We do not expect a recession

” I THINK IT IS QUITE LOW. I THINK THE U.S. ECONOMY IS DOING WELL AND OTHERWISE INDICATED THAT WE ARE WATCHING THIS RECENT SLOWDOWN IN THE JOB MARKET CAREFULLY, MY EXPECTATION IS THAT THE U.S. ECONOMY WILL CONTINUE TO GROW AND WE HAVE SEEN IT PICK UP OF A SUPERSTRONG PICKUP IN CONSUMER SPENDING AND GROWTH IN THE ECONOMY. IF THE WEAKNESS IN THE LABOR MARKET THE LAST COUPLE OF MONTHS WAS A REACTION TO EARLIER SLOWDOWN IN GROWTH, THAT LOOKS TO BE REVERSING. I REMAIN QUITE OPTIMISTIC IN THE KINDS OF CONDITIONS THAT HAVE BEEN ASSOCIATED IN THE PAST WITH U.S. RECESSIONS, OFTEN THAT OCCURS WHEN INFLATION IS THE ECONOMY IS OVERHEATED AND INFLATION HAS BEEN QUITE HIGH THE FED HAS HAD TO TIGHTEN MONETARY POLICY. WE DO NOT HAVE ANY SUCH CONDITIONS UNTIL NOW.”

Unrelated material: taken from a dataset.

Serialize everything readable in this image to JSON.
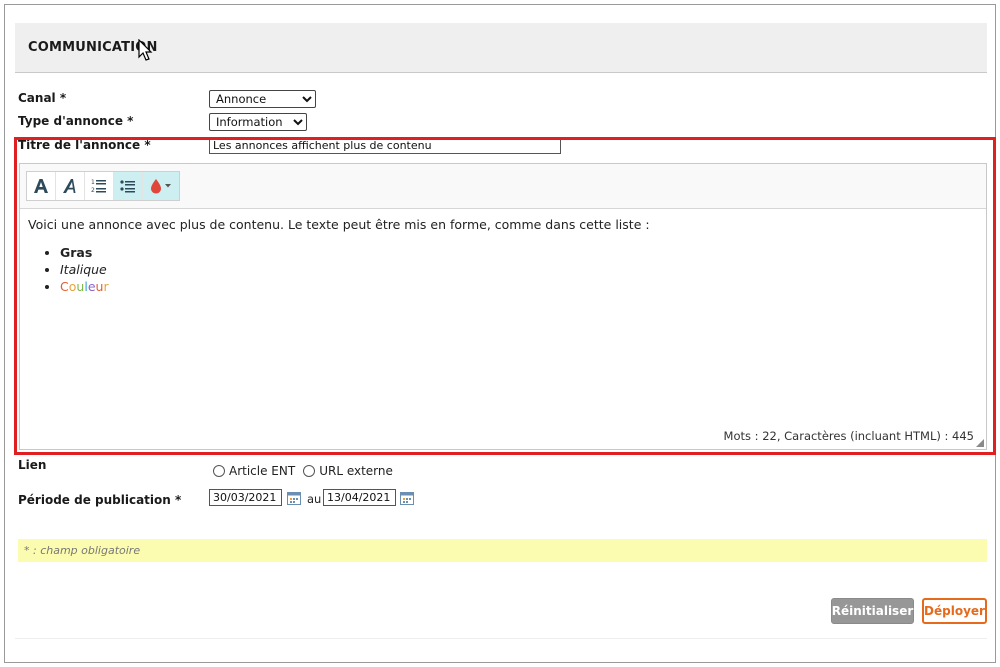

Trade creates net benefits but there are also gainers and losers

“I GUESS I WOULD JUST SAY THAT IN THE VIEW OF MOST ECONOMISTS, MORE OPEN TRADE CREATES NET BENEFITS, BUT THAT THAT DOES NOT MEAN BENEFITS FOR EVERYONE. THERE ARE GAINERS, BUT THERE ARE ALSO LOSERS AND THAT IS CERTAINLY…I THINK IT’S IMPORTANT TO HAVE POLICIES THAT ADDRESS THE LOSSES.”